Educating and Motivating Students

Article Tools
  • PrintPrinter-Friendly
  • EmailEmail Article
  • ReprintReprints
  • CommentsComments

Does my teacher know anything about my life? If I make a mistake, how will my principal treat me? Do I believe working hard in school will propel me to college, a good job, and a happy and healthy adulthood?

How students respond to those questions reveals important insights into how they view their schools, whether they feel valued while they are there, and how they see their relationships with educators.

And how students feel about school has high-stakes implications for the rest of their lives. We know well the hallmarks of a disengaged student—poor attendance, low achievement, and too often, giving up on school completely. Likewise, the signs of an engaged and motivated student—coming to school regularly, working hard, and staying on track toward a bigger goal, be it graduation, college, or a job—are well understood by educators.

But cultivating the conditions and nurturing the relationships that allow all students to thrive in school require hard and deliberate work. In this report, Education Week takes an expansive look at student engagement and motivation and a range of strategies schools, educators, advocates, and parents are using to help students get—and stay—vested in their learning. In the resulting stories, it's clear that relationships are the linchpin.

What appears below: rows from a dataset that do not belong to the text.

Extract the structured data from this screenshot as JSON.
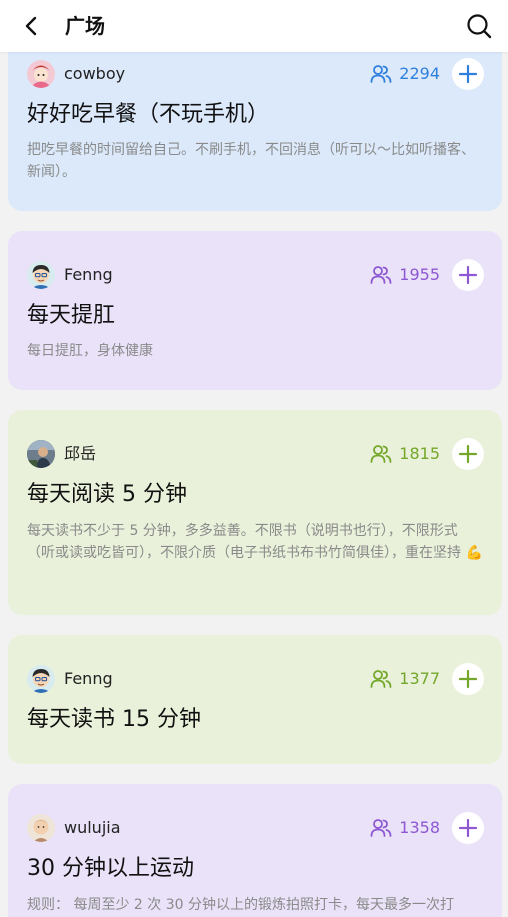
{
  "header": {
    "title": "广场"
  },
  "cards": [
    {
      "username": "cowboy",
      "members": "2294",
      "title": "好好吃早餐（不玩手机）",
      "description": "把吃早餐的时间留给自己。不刷手机，不回消息（听可以～比如听播客、新闻）。",
      "bg": "#dbe9fb",
      "accent": "#2f7fdc"
    },
    {
      "username": "Fenng",
      "members": "1955",
      "title": "每天提肛",
      "description": "每日提肛，身体健康",
      "bg": "#eae2f8",
      "accent": "#8e58d2"
    },
    {
      "username": "邱岳",
      "members": "1815",
      "title": "每天阅读 5 分钟",
      "description": "每天读书不少于 5 分钟，多多益善。不限书（说明书也行），不限形式（听或读或吃皆可），不限介质（电子书纸书布书竹简俱佳），重在坚持 💪",
      "bg": "#e9f1da",
      "accent": "#74a72a"
    },
    {
      "username": "Fenng",
      "members": "1377",
      "title": "每天读书 15 分钟",
      "description": "",
      "bg": "#e9f1da",
      "accent": "#74a72a"
    },
    {
      "username": "wulujia",
      "members": "1358",
      "title": "30 分钟以上运动",
      "description": "规则： 每周至少 2 次 30 分钟以上的锻炼拍照打卡，每天最多一次打",
      "bg": "#eae2f8",
      "accent": "#8e58d2"
    }
  ]
}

An Oregon district is forging ties with families and tribes to combat chronic absenteeism among its Native American students. New ways of recruiting and holding onto mentors are helping deepen connections between students and the adults or peers who mentor them. An innovative take on engaging parents—especially those who work in low-wage jobs—in their children's education has taken root in New Orleans and is about to spread to Boston.

The Cleveland school district—where nearly every student is low-income—has scrapped the isolation of in-school suspensions in favor of building trust with students who are disruptive. And if you're an English-learner, seeing your peers succeed has a powerful influence on your own success with learning a new language.

Finally, in a pair of explainers, we explore how simple, low-cost "nudges" show promise for influencing students to act in positive ways, while the research on using financial incentives to coax higher performance is far more mixed.

Vol. 37, Issue 09, Page 1

Published in Print: October 18, 2017, as Editor's Note
Notice: We recently upgraded our comments. (Learn more here.) If you are logged in as a subscriber or registered user and already have a Display Name on edweek.org, you can post comments. If you do not already have a Display Name, please create one here.
Ground Rules for Posting
We encourage lively debate, but please be respectful of others. Profanity and personal attacks are prohibited. By commenting, you are agreeing to abide by our user agreement.
All comments are public.

Back to Top Back to Top

Most Popular Stories

Viewed

Emailed

Recommended

Commented